From the Journal of Electoral Studies:We find that some non-citizens participate in U.S. elections, and that this participation has been large enough to change meaningful election outcomes including Electoral College votes, and Congressional elections. Non-citizen votes likely gave Senate Democrats the pivotal 60th vote needed to overcome filibusters in order to pass health care reform and other Obama administration priorities in the 111th Congress.https://www.sciencedirect.com/science/article/pii/S0261379414000973
"The powers not delegated to the United States by the Constitution, nor prohibited by it to the States, are reserved to the States respectively, or to the people."It is not uncommon for conservatives to take this amendment to mean that powers not delegated to the Federal Government are reserved for the States unless the Constitution prohibits them. While that is true and often ignored, no one wants to talk about that last part, "or to the people". What is reserved for the people themselves? What is not prohibited to the States, nor delegated to the US, but nonetheless a Right of the People?
“The list of white supremacy characteristics includes: perfectionism, a sense of urgency, defensiveness, valuing quantity over quality, worship of the written word, belief in only one right way, paternalism, either/or thinking, power hoarding, fear of open conflict, individualism, belief that I'm the only one (who can do this 'right'), the belief that progress is bigger and more, a belief in objectivity, and claiming a right to comfort.”This list can be found at Dismantling Racism, Countering White Supremacy, and the Historical Commission of Texas (.gov).http://www.dismantlingracism.org/white-supremacy-culture.htmlhttps://www.thc.texas.gov/public/upload/preserve/museums/files/White_Supremacy_Culture.pdfhttp://www.cwsworkshop.org/PARC_site_B/dr-culture.html
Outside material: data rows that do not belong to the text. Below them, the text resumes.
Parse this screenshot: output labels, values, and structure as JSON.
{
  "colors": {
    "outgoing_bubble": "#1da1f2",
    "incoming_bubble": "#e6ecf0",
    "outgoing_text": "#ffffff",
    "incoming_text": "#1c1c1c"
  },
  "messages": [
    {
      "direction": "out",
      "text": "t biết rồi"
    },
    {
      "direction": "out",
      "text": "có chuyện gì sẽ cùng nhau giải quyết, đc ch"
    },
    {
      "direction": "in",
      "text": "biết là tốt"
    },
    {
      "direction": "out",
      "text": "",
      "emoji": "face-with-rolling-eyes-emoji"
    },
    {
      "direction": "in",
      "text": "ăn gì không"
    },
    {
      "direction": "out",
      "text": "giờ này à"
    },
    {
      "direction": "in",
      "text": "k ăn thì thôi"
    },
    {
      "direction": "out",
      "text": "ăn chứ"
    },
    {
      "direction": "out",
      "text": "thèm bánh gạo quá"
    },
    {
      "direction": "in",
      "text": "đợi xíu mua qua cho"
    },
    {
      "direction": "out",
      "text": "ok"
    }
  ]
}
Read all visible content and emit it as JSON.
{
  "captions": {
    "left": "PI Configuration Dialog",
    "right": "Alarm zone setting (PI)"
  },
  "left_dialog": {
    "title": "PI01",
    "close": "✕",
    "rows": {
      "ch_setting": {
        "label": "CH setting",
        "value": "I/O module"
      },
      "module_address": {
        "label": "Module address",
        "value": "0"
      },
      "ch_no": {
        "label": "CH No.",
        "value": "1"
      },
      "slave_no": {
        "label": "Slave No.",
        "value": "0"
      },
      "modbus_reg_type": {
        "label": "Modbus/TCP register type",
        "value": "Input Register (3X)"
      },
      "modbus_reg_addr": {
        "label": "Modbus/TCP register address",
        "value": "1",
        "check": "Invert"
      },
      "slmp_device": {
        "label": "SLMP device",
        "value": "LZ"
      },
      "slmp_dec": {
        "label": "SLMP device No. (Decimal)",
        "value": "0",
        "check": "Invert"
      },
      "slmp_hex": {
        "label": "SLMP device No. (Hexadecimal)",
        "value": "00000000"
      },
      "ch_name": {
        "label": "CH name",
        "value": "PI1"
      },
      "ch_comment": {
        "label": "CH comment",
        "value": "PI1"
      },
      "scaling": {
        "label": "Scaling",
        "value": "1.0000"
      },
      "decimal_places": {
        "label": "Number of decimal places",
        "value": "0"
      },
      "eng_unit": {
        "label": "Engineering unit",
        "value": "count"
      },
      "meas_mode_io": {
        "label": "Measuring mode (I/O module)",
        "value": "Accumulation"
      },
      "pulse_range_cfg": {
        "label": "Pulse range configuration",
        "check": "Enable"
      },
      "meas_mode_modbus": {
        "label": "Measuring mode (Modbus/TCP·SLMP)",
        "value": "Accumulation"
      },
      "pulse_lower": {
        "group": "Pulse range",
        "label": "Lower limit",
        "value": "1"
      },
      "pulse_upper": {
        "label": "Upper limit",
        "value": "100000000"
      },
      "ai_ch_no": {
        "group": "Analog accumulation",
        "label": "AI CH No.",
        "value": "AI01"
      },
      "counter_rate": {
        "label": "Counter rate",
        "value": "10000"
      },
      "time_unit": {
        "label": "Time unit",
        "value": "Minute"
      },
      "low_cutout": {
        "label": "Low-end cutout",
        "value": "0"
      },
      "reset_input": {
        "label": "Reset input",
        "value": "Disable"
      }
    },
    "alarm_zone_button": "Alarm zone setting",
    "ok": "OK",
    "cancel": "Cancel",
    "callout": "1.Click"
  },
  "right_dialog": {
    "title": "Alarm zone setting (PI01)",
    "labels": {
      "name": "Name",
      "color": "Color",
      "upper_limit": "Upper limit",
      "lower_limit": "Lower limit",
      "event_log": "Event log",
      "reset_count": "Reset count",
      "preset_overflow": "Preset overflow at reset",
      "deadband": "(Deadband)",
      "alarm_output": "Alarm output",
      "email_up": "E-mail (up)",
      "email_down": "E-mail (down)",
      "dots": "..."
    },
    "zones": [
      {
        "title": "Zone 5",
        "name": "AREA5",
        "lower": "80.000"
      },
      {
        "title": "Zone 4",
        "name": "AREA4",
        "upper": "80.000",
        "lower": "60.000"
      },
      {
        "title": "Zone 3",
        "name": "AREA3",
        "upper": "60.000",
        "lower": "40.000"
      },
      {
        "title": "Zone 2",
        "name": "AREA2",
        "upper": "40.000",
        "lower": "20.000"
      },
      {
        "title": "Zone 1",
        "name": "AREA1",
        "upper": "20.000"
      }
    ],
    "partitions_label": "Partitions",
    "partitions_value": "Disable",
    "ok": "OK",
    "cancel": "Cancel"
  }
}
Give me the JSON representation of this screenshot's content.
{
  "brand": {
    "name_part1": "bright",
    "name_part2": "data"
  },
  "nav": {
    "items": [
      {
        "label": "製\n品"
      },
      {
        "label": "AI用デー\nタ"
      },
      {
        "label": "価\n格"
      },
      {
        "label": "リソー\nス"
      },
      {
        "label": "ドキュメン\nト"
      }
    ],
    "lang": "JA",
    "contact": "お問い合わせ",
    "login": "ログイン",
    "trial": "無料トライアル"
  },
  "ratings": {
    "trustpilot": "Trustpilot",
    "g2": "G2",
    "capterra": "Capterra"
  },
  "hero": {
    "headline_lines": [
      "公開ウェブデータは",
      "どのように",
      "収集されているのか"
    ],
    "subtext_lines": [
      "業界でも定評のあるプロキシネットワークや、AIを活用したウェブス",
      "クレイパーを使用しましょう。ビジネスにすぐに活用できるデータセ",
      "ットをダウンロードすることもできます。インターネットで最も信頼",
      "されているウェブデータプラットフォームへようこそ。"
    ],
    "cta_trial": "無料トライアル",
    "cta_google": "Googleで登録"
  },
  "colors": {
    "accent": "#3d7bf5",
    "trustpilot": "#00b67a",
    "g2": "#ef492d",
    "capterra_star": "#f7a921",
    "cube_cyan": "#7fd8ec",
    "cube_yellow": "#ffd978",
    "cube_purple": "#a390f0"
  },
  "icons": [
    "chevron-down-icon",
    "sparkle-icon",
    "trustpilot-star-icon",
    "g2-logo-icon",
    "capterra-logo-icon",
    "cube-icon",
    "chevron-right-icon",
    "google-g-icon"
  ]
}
Post under Right if your views on this topic most often match views associated with the right.Post under Left if your views on this topic most often match views associated with the left.Let’s see if there is any overlap.